A gynaecologist helped deliver David and Samantha Cameron's daughter Florence despite warnings to NHS chiefs he posed a risk, it is claimed.
Rob Jones, who was an obstetrician and gynaecologist, continued to practise despite eight reviews into his work.
His boss, Dr Paul Upton, now faces misconduct allegations at a medical tribunal.
Mr Jones treated Mrs Cameron when she went into labour with her fourth child whilst on holiday in Cornwall in 2010.
Mrs Cameron was taken to Treliske Hospital in Truro, where she had an emergency caesarean resulting in the successful birth of Florence, weighing 6lbs 1oz.
Eight months earlier a premature baby Mr Jones delivered died due to pre-eclampsia, the tribunal heard.
He was partially excluded from clinical practice in October 2011 following concerns expressed from senior colleagues.
Mr Jones had been the subject of a string of complaints over many years but Dr Paul Upton did not investigate them properly - and allowed to him carry on working, it was said.
It is claimed Dr Upton failed to get a report about complaints relating to Mr Jones and also failed to obtain a report about legal actions being taken against the gynaecologist.
He is further accused of failing to arrange meetings with colleagues who had raised concerns about Mr Jones and also of failing to restrict him from clinical practice.
Other charges include him allegedly making misleading statements to television and radio reporters in which he claimed he did not have enough evidence against the obstetrician and gynaecologist.
Mr Jones, who worked at the hospital from 1997, was suspended in May 2012 and retired the following October after it emerged he had continued to practise despite eight reviews into his work over a 12-year period.
More than 200 former patients of Mr Jones, who also practised as an obstetrician, are taking legal action against the trust for the harm they say was done to them under his care.

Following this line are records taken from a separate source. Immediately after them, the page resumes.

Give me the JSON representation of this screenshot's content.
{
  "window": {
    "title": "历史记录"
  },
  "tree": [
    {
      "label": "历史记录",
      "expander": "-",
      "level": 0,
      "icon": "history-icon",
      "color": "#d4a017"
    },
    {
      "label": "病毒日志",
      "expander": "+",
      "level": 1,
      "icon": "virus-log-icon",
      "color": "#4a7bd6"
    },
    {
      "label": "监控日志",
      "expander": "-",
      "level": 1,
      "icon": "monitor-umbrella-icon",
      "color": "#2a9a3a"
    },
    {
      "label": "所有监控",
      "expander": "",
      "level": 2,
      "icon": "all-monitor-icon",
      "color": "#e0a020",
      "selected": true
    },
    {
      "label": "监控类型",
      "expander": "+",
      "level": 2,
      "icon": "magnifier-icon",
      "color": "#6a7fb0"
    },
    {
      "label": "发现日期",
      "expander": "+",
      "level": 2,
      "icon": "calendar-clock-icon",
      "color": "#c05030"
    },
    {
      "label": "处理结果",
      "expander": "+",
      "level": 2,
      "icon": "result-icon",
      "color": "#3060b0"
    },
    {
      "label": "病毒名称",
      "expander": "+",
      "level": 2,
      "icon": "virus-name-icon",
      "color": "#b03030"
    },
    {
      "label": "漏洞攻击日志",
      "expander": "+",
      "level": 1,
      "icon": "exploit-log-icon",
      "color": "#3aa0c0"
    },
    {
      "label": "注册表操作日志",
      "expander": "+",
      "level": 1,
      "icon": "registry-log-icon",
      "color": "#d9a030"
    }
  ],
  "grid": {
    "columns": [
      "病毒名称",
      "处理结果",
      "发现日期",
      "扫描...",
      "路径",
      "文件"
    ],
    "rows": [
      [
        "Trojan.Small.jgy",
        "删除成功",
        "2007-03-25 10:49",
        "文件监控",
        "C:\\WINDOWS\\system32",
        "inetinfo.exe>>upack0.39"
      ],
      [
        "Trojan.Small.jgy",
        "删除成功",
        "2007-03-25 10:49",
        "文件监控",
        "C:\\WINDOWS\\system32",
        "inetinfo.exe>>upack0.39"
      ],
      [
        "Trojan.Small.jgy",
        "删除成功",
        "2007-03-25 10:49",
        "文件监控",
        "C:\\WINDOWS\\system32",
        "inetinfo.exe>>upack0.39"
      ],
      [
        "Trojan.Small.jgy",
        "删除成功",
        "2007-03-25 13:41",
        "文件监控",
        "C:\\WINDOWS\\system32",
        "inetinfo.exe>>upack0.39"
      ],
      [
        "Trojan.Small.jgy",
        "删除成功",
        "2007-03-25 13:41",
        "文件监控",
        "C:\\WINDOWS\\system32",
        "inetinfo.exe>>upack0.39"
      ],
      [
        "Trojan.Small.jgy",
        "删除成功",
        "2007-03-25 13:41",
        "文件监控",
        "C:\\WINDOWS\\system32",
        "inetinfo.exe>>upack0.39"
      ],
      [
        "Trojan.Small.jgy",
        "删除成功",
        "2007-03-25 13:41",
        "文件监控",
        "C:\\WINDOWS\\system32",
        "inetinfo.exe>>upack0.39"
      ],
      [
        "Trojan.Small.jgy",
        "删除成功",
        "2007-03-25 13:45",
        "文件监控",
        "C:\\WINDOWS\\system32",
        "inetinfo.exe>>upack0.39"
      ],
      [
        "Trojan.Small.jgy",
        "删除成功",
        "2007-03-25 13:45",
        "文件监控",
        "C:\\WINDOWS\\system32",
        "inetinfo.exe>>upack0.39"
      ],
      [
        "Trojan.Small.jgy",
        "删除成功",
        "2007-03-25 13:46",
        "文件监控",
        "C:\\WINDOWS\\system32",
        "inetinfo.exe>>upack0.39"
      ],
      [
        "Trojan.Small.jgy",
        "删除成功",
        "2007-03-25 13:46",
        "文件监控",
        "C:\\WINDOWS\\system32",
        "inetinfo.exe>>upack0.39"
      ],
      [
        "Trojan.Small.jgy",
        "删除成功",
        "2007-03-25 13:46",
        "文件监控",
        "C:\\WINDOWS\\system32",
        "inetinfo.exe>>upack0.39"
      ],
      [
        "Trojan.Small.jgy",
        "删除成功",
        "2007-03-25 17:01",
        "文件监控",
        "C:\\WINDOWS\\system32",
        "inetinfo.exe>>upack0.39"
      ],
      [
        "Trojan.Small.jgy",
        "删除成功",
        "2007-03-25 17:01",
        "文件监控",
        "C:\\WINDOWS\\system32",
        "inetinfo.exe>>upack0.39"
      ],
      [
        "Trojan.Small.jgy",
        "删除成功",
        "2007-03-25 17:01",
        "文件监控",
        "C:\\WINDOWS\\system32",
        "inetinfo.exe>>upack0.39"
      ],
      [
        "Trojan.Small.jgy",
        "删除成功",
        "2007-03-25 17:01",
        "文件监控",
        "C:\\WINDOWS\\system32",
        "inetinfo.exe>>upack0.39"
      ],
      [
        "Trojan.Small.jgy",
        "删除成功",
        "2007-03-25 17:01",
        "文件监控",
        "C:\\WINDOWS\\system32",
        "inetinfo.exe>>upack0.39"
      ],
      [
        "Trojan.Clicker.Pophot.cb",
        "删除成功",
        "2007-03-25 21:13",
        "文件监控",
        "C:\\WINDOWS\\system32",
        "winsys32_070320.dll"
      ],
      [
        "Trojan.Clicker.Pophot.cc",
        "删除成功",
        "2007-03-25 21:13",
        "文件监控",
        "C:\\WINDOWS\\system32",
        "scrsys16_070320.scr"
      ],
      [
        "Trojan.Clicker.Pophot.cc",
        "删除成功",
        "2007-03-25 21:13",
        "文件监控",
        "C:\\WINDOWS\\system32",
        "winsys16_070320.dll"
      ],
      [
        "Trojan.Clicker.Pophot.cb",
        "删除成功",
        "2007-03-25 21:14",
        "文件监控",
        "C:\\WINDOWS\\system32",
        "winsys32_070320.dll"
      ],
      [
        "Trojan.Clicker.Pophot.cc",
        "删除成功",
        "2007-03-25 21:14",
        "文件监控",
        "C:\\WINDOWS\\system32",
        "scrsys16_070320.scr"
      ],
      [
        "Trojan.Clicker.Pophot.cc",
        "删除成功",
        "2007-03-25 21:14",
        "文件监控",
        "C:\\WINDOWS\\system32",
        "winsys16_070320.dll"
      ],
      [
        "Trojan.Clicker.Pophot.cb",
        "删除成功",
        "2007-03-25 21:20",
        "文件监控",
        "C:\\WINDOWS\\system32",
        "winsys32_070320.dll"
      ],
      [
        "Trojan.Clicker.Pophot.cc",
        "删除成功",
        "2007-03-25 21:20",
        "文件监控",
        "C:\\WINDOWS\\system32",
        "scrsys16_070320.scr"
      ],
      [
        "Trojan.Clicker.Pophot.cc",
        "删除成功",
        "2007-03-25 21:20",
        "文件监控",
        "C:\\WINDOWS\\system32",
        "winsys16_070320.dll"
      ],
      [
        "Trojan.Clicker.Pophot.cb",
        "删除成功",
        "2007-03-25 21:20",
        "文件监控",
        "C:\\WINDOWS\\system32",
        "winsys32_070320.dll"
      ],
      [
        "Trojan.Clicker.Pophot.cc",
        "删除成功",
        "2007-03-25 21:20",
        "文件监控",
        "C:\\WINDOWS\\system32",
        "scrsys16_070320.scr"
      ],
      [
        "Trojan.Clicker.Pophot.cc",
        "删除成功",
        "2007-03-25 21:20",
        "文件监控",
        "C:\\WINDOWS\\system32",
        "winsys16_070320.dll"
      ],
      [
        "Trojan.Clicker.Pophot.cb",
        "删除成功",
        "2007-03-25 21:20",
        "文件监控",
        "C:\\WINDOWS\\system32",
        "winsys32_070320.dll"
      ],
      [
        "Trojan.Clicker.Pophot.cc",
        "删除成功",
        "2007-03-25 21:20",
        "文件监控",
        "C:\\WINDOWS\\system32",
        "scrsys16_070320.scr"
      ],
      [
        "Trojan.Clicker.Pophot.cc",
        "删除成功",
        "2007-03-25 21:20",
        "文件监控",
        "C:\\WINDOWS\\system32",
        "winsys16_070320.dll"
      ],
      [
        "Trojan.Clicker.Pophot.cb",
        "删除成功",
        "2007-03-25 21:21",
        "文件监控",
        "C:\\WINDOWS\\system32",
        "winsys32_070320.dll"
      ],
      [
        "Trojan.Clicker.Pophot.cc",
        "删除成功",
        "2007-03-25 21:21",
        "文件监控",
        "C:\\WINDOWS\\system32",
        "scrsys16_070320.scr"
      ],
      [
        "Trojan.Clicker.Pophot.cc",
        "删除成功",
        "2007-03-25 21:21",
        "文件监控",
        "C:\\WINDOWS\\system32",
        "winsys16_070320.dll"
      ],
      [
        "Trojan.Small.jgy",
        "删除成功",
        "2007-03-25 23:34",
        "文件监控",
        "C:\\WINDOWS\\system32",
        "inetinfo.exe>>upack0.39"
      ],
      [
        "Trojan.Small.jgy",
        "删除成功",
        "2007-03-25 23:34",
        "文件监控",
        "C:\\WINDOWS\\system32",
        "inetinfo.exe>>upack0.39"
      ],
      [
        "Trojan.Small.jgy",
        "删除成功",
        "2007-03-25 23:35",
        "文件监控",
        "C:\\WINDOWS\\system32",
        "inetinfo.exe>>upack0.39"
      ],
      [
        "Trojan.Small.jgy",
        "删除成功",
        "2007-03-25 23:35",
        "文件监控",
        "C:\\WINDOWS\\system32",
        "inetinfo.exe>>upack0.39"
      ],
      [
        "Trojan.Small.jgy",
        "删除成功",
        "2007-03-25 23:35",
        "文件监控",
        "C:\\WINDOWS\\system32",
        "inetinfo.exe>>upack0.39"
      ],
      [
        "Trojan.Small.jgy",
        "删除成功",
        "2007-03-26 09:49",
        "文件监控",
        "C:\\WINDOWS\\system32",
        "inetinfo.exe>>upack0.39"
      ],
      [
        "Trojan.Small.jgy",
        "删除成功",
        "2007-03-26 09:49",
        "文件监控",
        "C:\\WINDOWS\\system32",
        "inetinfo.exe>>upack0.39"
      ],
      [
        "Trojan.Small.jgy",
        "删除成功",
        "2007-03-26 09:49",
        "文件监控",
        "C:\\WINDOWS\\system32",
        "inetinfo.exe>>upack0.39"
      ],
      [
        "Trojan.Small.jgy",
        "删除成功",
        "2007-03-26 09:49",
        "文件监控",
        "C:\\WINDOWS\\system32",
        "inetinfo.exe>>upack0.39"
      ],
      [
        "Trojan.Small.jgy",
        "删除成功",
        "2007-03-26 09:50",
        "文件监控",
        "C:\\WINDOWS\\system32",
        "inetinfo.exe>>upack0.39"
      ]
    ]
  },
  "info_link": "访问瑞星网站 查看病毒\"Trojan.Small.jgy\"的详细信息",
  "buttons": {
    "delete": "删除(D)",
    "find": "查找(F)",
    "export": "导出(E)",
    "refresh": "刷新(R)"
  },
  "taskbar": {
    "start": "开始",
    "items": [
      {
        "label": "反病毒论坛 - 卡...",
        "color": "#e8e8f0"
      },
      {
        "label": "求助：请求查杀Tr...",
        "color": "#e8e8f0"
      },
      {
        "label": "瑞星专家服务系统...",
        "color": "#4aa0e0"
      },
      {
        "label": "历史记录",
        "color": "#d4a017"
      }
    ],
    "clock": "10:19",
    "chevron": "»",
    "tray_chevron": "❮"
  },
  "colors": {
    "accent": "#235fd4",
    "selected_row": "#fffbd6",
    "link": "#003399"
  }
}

A report from the Royal College of Obstetricians and Gynaecologists found his patients had had more than five times the number of surgical complications during hysterectomy operations than would "usually be expected" in a consultant's career.
The Royal Cornwall Hospitals Trust has already said it "apologised unreservedly" to its patients.
Senior consultant Dr Upton quit the board of the Royal Cornwall Hospitals Trust in 2013 but still works for the trust as an anaesthetist.
The hearing convened by the Medical Practioners Tribunal Service in Manchester continues.